What if your homeland was swallowed by the sea?
We may be witnessing the start of a climate revolution. COP 21 was the most significant climate summit in the world’s history, the culmination of the efforts of many people over many years. President Obama has unveiled the America Clean Power Plan, a major proposal to cut power plant emissions. Pope Francis has released a 184-page encyclical which calls on one billion Christians to change their behavior toward the planet. And some of the world’s biggest companies, including Apple, Coca-Cola, Google, and Wal-Mart recently invested $100 billion in low-carbon projects. A paradigm shift may be occurring…
But it all comes too late for the Republic of Kiribati. The rising seas will engulf this island nation within the lifetimes of its current inhabitants, because they live barely above sea level. Their country will be drowned within the next 50 years, regardless of any investments or agreements.
Anote Tong, President of the Republic of Kiribati, is in the twilight of his final term. Soon, he will return to his small island nation to face the rising waters with his people as a common citizen. But first, he is embarking on one last whirlwind tour of the world’s power centers, climate conferences, and international forums in a desperate attempt to get economic and political leaders to understand that they must take action, significantly and soon, or his people’s fate will become their own.
Meanwhile, 34-year-old mother of six Sermary Tiare embarks on her own desperate journey as she flees Kiribati for New Zealand, torn between the pain of leaving her 19-month-old son behind in her country, and the knowledge that one day soon that country will be gone, and her homeland will be no more than a distant memory for her children.
Meet the people of Kiribati: the unseen victims of our frenzied and systematic exploitation of natural resources. Kiribati, where those who have contributed least to climate change are now forced to pay the ultimate price, far away from the news cameras and the centers of power.
Will the inhabitants of Kiribati be able to relocate their families with dignity?
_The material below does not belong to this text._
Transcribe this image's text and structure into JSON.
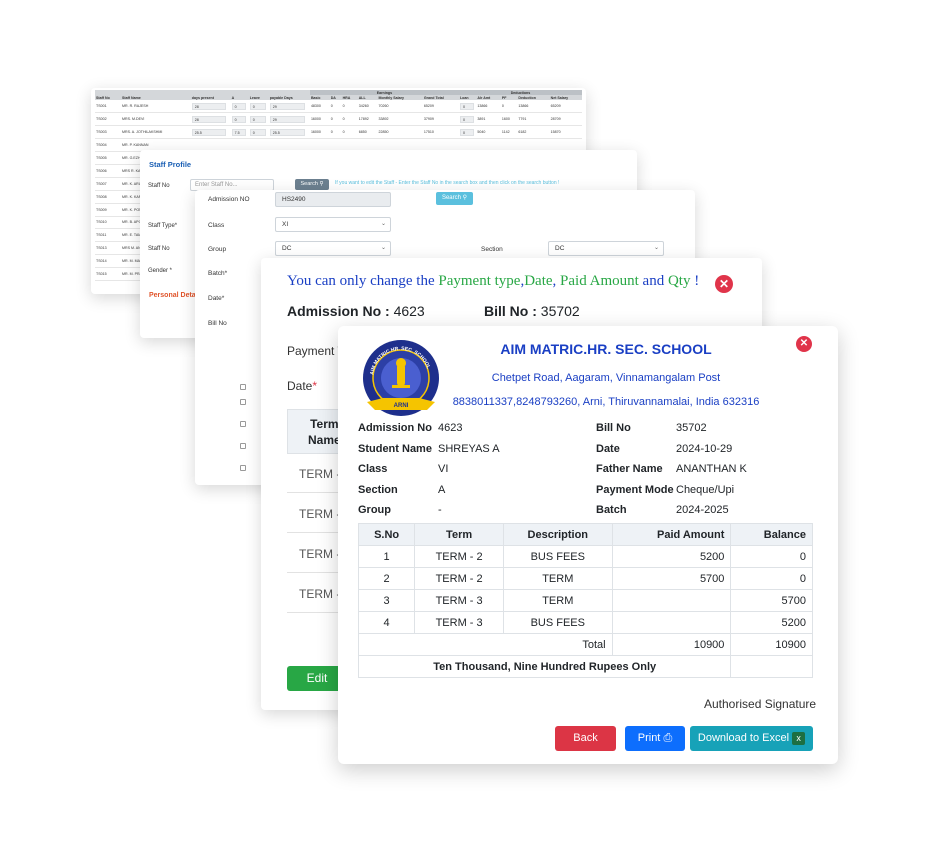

And can their cultural heritage survive the loss of their homeland?
Anote’s Ark will be the first feature film ever made in the Republic of Kiribati. It is an honor, and also a great responsibility, to tell this small nation’s story before it disappears.
Feature-Length Documentary coming in 2016
Directed by Matthieu Rytz
Produced by Bob Moore and Matthieu Rytz
Cinematography by Matthieu Rytz